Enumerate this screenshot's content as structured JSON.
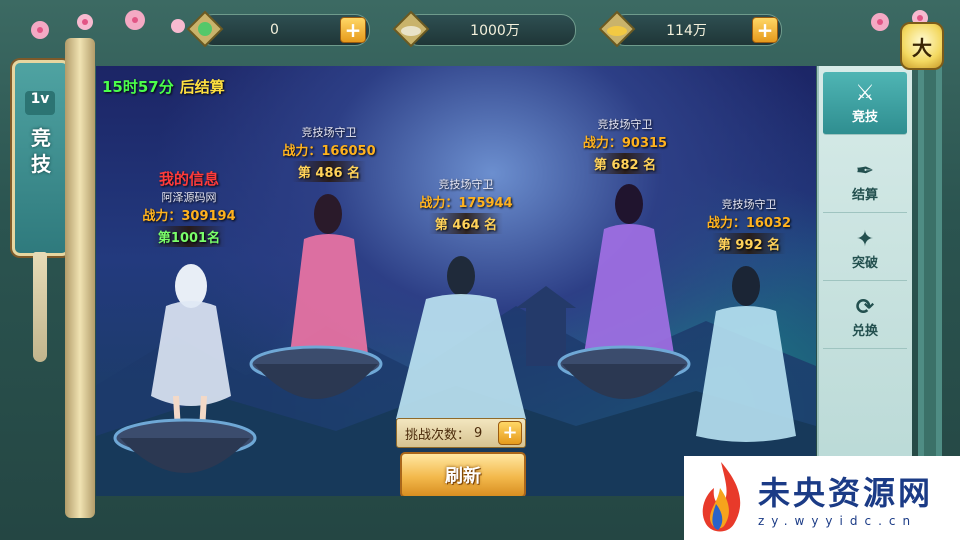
{
  "resources": [
    {
      "icon": "jade-icon",
      "value": "0"
    },
    {
      "icon": "silver-ingot-icon",
      "value": "1000万"
    },
    {
      "icon": "gold-ingot-icon",
      "value": "114万"
    }
  ],
  "side_scroll": {
    "badge": "1v",
    "title_line1": "竞",
    "title_line2": "技"
  },
  "lantern_char": "大",
  "timer": {
    "time": "15时57分",
    "suffix": "后结算"
  },
  "players": [
    {
      "name": "我的信息",
      "subtitle": "阿泽源码网",
      "power": "战力：309194",
      "rank": "第1001名"
    },
    {
      "name": "竞技场守卫",
      "power": "战力：166050",
      "rank": "第 486 名"
    },
    {
      "name": "竞技场守卫",
      "power": "战力：175944",
      "rank": "第 464 名"
    },
    {
      "name": "竞技场守卫",
      "power": "战力：90315",
      "rank": "第 682 名"
    },
    {
      "name": "竞技场守卫",
      "power": "战力：16032",
      "rank": "第 992 名"
    }
  ],
  "challenge": {
    "label": "挑战次数：",
    "count": "9"
  },
  "refresh_label": "刷新",
  "tabs": [
    {
      "label": "竞技",
      "icon": "crossed-swords-icon",
      "active": true
    },
    {
      "label": "结算",
      "icon": "quill-icon",
      "active": false
    },
    {
      "label": "突破",
      "icon": "breakthrough-icon",
      "active": false
    },
    {
      "label": "兑换",
      "icon": "exchange-icon",
      "active": false
    }
  ],
  "watermark": {
    "main": "未央资源网",
    "sub": "zy.wyyidc.cn"
  },
  "colors": {
    "timer": "#4bff4b",
    "suffix": "#ffe040",
    "power": "#ffb21e",
    "self_name": "#ff3b3b",
    "accent_teal": "#2f8e90"
  }
}
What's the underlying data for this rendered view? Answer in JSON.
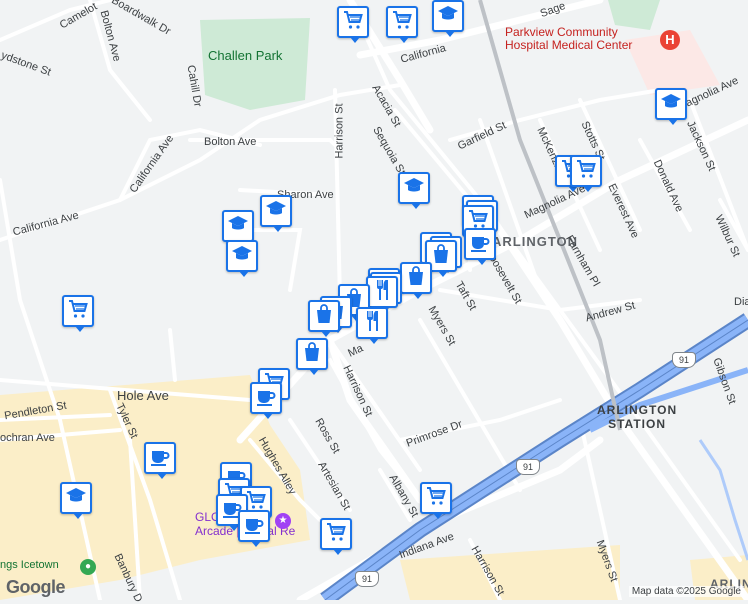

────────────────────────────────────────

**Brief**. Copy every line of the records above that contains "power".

**Problem solution**.
      "power": "战力：309194",
      "power": "战力：166050",
      "power": "战力：175944",
      "power": "战力：90315",
      "power": "战力：16032",
    "power": "#ffb21e",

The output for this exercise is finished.